    The Paver: Pity Industry, 13 Knots and Trust. Once in a blue moon we like to play a quiet song like Niagara Falls. 

    Ballcock Assembly:  "Charlie"  It's one of the first songs I wrote and we play it completely unconsciously.  It's about a crazy old hippy hitch hiker we picked up road-tripping in college.  We posed for a picture with him when we dropped him off.  In the song, however, we kill him and dump his body at a rest area.

    If your band were to "dress up" as another band for a Halloween show, which band would it be and why?

    Roommate: In the past, we've played entire nights of music by The Cure using our full, five-piece band formation. 4/5's of the band were practically raised by The Cure, the music is dynamic and melodic as hell, and audiences really enjoy it. In fact, we'll be doing it again on Saturday, November 8th at the Burlington!

    The Paver: Milemarker

    Ballcock Assembly: Klaus Nomi backed up by various Nascar drivers.  Because it just feels right.

    4. What is your favorite thing about Homeroom?
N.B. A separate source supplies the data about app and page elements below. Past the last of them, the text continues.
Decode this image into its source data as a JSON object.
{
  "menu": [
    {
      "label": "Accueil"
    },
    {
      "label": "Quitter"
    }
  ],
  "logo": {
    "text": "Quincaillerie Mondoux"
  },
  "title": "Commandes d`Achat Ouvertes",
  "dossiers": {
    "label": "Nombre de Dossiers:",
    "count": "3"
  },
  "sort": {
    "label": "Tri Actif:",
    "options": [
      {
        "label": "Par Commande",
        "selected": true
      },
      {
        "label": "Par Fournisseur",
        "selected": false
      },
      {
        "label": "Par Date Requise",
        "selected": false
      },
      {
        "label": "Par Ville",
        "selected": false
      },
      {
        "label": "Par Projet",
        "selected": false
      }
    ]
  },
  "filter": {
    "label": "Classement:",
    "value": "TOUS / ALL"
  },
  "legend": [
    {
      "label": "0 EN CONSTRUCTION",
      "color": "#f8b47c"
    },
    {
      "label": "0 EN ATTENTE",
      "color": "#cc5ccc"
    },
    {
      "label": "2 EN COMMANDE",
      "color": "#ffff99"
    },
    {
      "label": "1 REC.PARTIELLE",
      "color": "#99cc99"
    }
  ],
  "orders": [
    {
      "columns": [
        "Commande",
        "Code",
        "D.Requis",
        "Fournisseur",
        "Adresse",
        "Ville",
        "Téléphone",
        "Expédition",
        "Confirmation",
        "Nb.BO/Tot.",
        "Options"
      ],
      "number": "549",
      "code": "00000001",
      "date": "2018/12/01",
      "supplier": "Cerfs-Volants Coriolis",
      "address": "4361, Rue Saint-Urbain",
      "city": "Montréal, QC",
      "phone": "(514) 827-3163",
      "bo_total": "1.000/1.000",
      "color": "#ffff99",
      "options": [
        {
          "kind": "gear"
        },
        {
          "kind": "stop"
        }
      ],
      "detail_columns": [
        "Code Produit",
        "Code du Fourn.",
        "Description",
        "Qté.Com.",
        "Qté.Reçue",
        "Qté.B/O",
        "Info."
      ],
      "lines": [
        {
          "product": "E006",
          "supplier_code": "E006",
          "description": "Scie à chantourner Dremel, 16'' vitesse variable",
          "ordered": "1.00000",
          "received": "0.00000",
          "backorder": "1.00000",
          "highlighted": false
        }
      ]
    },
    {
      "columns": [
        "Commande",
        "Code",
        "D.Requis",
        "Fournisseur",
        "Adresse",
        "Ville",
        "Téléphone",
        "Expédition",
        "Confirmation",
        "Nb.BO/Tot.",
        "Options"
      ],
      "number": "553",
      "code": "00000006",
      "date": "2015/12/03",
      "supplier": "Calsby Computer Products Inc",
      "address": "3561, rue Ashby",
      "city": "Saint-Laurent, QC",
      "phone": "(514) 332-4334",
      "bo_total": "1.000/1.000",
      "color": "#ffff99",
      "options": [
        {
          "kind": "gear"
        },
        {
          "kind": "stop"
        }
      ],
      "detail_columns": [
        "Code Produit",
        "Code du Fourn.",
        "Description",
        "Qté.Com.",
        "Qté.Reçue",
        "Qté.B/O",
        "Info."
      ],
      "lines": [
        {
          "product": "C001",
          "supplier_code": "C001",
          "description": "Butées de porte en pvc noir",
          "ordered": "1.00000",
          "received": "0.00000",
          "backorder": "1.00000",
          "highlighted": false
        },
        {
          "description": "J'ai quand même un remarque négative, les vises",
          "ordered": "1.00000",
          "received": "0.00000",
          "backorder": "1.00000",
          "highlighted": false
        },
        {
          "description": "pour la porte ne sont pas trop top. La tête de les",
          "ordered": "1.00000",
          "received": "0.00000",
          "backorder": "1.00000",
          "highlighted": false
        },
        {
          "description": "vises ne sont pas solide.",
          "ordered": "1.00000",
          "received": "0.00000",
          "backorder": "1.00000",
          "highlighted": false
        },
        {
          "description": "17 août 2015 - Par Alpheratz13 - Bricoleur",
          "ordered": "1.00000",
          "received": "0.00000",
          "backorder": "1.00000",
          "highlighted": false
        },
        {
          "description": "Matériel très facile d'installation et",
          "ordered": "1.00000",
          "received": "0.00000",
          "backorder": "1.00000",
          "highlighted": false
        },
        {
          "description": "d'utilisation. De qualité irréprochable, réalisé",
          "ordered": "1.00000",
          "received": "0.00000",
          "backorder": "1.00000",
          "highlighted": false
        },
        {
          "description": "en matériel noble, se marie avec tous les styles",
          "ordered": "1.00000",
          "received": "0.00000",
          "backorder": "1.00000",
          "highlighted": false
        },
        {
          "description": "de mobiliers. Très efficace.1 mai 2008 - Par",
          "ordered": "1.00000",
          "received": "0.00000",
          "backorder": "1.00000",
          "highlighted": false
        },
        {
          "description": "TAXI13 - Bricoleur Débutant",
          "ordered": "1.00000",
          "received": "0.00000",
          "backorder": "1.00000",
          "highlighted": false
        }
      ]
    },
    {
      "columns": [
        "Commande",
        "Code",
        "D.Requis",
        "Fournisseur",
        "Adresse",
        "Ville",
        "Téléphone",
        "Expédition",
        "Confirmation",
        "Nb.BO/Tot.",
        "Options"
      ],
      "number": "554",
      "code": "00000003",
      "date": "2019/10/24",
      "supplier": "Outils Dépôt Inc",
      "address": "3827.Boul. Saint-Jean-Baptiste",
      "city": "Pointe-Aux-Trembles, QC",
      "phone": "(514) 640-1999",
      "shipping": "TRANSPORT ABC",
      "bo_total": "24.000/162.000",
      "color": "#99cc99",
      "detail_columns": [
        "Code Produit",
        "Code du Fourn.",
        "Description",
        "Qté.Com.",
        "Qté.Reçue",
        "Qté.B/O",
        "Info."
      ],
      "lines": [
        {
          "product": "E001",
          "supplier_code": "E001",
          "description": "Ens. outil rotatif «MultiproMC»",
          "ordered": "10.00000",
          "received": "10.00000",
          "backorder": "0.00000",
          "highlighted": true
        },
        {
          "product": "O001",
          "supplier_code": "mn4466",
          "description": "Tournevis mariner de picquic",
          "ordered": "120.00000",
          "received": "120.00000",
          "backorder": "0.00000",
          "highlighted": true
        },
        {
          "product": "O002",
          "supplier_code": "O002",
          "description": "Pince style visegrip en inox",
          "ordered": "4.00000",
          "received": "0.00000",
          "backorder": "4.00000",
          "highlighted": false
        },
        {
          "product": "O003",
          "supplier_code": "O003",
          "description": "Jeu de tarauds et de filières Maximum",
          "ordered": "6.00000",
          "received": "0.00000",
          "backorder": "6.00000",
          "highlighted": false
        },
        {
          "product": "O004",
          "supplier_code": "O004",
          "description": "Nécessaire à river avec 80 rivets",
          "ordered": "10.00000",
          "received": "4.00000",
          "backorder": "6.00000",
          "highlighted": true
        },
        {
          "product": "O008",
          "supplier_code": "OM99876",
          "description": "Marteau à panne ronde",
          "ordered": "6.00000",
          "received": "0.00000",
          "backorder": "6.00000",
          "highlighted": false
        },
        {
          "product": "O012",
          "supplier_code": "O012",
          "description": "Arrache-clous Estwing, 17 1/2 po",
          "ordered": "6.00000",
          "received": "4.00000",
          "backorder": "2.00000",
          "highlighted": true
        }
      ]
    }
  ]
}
    Roommate: Homeroom takes bold risks and fosters cross-pollination between disparate creative communities, generating art works where they might not have existed before. 

    The Paver: Homeroom works hard to fill gaps in cultural programming and supports lesser-known artists all on a very small budget. It's inspiring to see what they produce each semester.

    Ballcock Assembly: Art is important because it is a language that cuts across all cultural barriers.  Thanks to the board for having us play. 

    5. If your band was hired to play at Joan Rivers' funeral, which song would you play?

    Roommate: We don't play weddings or funerals. 

    The Paver:  Candle in the Wind

    Ballcock Assembly: "Could You Be The One" would be a no-brainer since Husker Du played that on her talk show.  If you haven't see it, do yourself a favor and jump in the tub right now with a glass of wine and your tablet. Great TV.  "Miss World" by Hole would pretty wicked, too.  But if she was still with us, I'm certain she would want someone to play Fok Julle Naaiers from Die Antword.  In Afrikaans, it roughly translates to "Fuck you, you fuckers."  
    Alav hashalom, Joanie.


    Lasers and Fast and Sh!t, The Paver, Roommmate and Ballcock Assembly play at the Burlington this Friday, September 26th at 9pm.

    $8 suggested donation supports Homeroom's Fall Semester. DJ Dave Ksander spins in the front room. 21+


    Songwriter Showcase at Elastic Mashups

    We've added a very special Songwriter Showcase as part of Elastic Mashups: A Festival of Everyday

    FESTIVAL OF EVERYDAY : avant jazz, spoken word, improvised electronics, poetry, songwriters, video, contemporary music, performance, and puppetry

    Over 3 days (May 15th-17th), Elastic is showcasing some of the many diverse artists, presenters and organizations Elastic has been working with, some for over 15 years.

    On May 16th at 8pm, Elastic Mashups features Real Talk Live organizers and performers, who’ve been curating a monthly literary, performance, and open mic series at Elastic since 2011, as well as Homeroom, which has been presenting singer/songwriters and other events at Elastic regularly since 2008. Elastic co-founder and Hip Hop Series curator Sam “samiam” Lewis will be DJing throughout the night. Live music by Donna Polydoros and Tiny Fireflies

    Purchase advance tickets here.

    In addition to the Elastic Mashups, Homeroom has one more Songwriter Showcase for our Spring Semester on May 24th at 9pm. Click here for more info.